  • Rich Application Performance Monitoring:
    • With newly integrated AVIcode technology for monitoring .NET applications, Operations Manager 2012 delivers .NET application performance monitoring and diagnostics. Additionally, support for JEE application health monitoring has been added to help ensure the availability of a broad number of business-critical applications and services.
  • Support for heterogeneous environments.
    • If you run a variety of operating systems—Windows, Linux, and UNIX servers and their workloads—Operations Manager 2012 provides a single console to monitor this heterogeneous environment.
  • Integrated network device monitoring and alerts.
    • Operations Manager 2012 now includes network device monitoring. Instead of simply monitoring each server, it is now possible to look at the underlying network topology that connects the servers. You get a single end-to-end view to help you understand how your server and network infrastructure is working as a whole—from node to network to servers to applications and services.
  • Simplified management infrastructure.
    • The use of management servers and server pools enables a highly available monitoring infrastructure without expensive hardware or complicated configurations. And with one-step setup for high availability, you get support for automatic failover.”
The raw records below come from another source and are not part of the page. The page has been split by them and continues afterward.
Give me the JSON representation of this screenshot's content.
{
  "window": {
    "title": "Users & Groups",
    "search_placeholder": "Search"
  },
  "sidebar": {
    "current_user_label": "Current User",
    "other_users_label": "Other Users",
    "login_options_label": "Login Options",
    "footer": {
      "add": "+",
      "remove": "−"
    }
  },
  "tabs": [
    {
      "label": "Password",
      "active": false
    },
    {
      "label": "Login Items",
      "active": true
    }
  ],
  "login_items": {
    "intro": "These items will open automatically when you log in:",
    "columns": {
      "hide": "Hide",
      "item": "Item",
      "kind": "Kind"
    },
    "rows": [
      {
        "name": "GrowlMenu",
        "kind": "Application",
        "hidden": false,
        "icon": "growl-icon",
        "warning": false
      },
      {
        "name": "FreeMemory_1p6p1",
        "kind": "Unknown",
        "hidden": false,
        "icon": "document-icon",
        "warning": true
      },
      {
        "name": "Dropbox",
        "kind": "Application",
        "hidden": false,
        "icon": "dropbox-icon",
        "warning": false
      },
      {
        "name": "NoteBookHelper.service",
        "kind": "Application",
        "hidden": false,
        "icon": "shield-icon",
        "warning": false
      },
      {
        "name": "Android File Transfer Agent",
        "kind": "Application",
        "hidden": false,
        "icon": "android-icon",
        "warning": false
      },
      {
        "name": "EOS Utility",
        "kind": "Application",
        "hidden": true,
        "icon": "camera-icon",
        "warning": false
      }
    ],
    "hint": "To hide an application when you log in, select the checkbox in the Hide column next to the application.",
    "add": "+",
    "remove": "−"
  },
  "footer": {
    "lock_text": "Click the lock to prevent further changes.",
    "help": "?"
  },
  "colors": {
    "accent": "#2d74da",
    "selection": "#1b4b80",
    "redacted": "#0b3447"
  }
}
Here’s the direct download link:

Technet info link:

The final release is still planned for the first half of 2012. But you can evaluate it now already.


As this is beta software it’s not supported to run this in a production environment.

We’ll be blogging more on the install process and first findings soon.

Enough talk, let’s build
Something together.